As a collection Absolute Batman - The Long Halloween has few flaws. Aside from what is mentioned above, part of the cover of the book catches inside the slipcover causing wear and tear each time you remove it from its sleeve - not a great negative given the hefty $75.00 price-tag. Even with this annoyance, and the issues I have with the the look of some characters, it is an easy recommendation, and for those who enjoy it I would heartily recommend the follow-up Batman: Dark Victory.

Friday, July 11, 2008

Journey to the Center of the Earth

“Ladies and gentlemen, I give you the center of the Earth.”

Years ago Trevor Anderson (Brendan Fraser) lost his brother. Now years later clues written in an old copy of Jules Verne’s novel lead Trevor and his nephew Sean (Josh Hutcherson) to Iceland. There, with the help of a local guide (Anita Briem), the explorers learn the fate of the missing scientist and discover a hidden world deep under the Earth’s surface which is eerily similar to that which Jules Verne described more than 140 years ago complete with a subterranean ocean, giant mushrooms, extinct species, and even dinosaurs.

There’s much to enjoy here, especially for those who get a chance to see the film in 3-D. The entire project was shot in Real D Cinema and provides some great 3-D moments (though, like other such films it also includes stretches without much to mention 3-D effects wise).

In terms of the non-3-D effects the film holds up pretty well capturing the unique look and style of the world at the center of the Earth by largely copying original illustrations from the novel. It captures both the wonder and danger of the tale quite well.

For a family adventure flick like this the acting is better than passable. The three leads work very well together. I was particularly impressed with Briem, who aside from an episode of Doctor Who I haven’t seen much of. There’s some nice unforced chemistry between her and Fraser which is better than what you find in most romcoms these days. Fraser and Hutcherson have a few good moments together as well.

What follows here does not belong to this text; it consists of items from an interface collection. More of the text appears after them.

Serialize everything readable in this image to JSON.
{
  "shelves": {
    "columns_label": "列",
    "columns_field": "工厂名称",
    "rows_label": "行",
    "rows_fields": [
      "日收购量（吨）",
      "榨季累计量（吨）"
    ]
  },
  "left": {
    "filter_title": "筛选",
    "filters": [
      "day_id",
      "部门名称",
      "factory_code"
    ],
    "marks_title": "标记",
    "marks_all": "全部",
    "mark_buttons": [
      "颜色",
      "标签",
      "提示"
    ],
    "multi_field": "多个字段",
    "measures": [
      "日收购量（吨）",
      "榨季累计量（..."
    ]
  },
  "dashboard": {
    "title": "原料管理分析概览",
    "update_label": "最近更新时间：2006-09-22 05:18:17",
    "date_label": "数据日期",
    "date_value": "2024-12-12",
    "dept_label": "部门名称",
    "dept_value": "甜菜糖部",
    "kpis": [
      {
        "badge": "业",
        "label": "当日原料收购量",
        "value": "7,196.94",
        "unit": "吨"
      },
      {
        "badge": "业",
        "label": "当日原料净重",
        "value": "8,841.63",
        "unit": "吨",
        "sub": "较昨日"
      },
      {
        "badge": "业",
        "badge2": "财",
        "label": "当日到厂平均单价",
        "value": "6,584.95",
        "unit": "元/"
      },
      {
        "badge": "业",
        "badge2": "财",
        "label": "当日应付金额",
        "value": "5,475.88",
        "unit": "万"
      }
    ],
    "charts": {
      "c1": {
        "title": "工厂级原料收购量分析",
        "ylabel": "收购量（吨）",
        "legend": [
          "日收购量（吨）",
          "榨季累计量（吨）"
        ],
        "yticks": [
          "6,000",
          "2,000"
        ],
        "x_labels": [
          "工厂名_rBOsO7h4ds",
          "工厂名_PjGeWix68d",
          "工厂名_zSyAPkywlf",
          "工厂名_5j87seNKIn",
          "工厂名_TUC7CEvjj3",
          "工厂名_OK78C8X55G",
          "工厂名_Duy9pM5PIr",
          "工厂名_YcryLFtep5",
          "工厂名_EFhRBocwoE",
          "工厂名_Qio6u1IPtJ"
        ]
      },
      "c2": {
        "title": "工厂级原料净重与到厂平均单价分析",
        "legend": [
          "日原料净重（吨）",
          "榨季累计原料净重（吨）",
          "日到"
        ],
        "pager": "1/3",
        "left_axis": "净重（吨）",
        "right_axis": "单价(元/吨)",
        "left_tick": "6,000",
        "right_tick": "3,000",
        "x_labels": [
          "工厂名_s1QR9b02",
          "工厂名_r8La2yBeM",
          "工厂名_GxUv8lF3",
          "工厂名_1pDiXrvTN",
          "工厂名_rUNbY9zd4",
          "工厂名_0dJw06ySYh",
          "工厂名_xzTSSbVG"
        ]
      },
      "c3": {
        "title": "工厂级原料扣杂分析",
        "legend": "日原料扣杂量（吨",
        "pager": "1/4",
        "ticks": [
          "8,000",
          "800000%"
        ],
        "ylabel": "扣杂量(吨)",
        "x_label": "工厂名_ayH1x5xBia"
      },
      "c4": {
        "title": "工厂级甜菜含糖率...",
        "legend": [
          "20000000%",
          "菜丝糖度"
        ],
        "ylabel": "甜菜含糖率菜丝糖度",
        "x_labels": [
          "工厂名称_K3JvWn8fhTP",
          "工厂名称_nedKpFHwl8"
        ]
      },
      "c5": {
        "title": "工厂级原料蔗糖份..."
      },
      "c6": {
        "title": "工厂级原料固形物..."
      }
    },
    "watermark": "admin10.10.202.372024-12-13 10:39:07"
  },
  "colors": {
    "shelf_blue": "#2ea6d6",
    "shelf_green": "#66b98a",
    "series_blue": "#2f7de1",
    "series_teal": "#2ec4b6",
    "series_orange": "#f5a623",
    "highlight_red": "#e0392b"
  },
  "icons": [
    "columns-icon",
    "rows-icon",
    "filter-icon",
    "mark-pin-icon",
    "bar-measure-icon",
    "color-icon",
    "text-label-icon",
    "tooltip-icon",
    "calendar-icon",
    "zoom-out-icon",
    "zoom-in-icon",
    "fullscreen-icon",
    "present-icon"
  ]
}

If you are going to see the film, and I would recommend you do, I would strongly encourage the 3-D version. Although I think the film will still work without the added effects you will be missing out on part of the experience. Remember this isn’t a film which was adapted to be 3-D, but one which was shot completely for this format. For a list of theaters with 3-D screens able to show Real D films like this one click here.